- _Problem requirements_:
Please tally the lines of the listing that hold the string "this", and reply with that total only.

---- Recorded information

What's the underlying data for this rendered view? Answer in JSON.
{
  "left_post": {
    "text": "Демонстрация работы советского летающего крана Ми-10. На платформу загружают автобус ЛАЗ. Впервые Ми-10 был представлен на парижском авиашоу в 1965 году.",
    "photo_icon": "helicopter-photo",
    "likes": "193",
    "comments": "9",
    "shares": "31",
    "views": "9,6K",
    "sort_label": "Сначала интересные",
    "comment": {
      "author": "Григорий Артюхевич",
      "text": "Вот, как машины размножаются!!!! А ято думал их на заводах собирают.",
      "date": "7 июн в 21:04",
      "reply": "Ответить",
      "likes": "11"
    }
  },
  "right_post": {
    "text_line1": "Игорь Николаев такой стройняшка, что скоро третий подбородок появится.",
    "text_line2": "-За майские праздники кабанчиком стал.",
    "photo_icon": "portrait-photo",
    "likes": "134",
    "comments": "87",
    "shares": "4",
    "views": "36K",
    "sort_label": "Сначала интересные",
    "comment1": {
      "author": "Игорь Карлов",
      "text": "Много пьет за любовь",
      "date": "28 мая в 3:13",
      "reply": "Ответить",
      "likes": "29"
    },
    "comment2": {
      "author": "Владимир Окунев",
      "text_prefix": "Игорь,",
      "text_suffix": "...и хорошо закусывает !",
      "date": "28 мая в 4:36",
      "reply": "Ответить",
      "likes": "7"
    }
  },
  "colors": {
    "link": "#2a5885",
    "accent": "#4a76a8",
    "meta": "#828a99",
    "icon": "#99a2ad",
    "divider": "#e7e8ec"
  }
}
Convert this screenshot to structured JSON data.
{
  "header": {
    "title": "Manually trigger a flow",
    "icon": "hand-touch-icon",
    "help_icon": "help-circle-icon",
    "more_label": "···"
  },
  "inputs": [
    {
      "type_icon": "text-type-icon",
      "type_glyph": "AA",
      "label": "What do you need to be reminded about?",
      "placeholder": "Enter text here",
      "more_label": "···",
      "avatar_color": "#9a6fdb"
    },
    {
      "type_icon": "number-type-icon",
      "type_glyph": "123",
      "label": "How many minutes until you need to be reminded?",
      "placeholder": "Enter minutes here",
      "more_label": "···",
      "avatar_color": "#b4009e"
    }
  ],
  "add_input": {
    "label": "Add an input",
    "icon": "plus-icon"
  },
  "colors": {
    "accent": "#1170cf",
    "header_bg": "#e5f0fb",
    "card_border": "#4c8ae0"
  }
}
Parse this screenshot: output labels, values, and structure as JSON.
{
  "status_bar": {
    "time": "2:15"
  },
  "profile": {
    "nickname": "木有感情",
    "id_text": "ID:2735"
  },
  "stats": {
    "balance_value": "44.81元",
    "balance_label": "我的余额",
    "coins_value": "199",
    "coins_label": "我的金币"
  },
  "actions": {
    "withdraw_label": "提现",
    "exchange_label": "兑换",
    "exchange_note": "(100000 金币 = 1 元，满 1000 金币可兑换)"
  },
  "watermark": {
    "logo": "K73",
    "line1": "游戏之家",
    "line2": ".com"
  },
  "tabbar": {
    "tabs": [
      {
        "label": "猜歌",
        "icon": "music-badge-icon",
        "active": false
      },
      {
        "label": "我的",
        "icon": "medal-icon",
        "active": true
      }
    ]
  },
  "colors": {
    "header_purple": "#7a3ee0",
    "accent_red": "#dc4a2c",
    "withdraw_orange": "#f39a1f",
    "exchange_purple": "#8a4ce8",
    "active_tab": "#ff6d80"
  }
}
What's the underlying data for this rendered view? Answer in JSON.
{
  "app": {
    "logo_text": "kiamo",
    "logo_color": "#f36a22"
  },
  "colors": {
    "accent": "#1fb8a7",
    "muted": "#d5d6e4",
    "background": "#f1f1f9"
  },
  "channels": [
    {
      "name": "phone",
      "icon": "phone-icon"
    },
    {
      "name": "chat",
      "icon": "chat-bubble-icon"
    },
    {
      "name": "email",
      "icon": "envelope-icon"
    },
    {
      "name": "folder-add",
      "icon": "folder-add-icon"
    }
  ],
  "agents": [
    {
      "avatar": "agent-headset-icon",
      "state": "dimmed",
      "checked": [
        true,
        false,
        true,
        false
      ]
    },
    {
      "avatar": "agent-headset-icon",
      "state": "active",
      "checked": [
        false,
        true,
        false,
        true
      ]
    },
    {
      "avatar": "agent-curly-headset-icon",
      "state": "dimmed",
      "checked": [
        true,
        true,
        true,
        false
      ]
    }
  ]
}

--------

- _Exercise output_:
4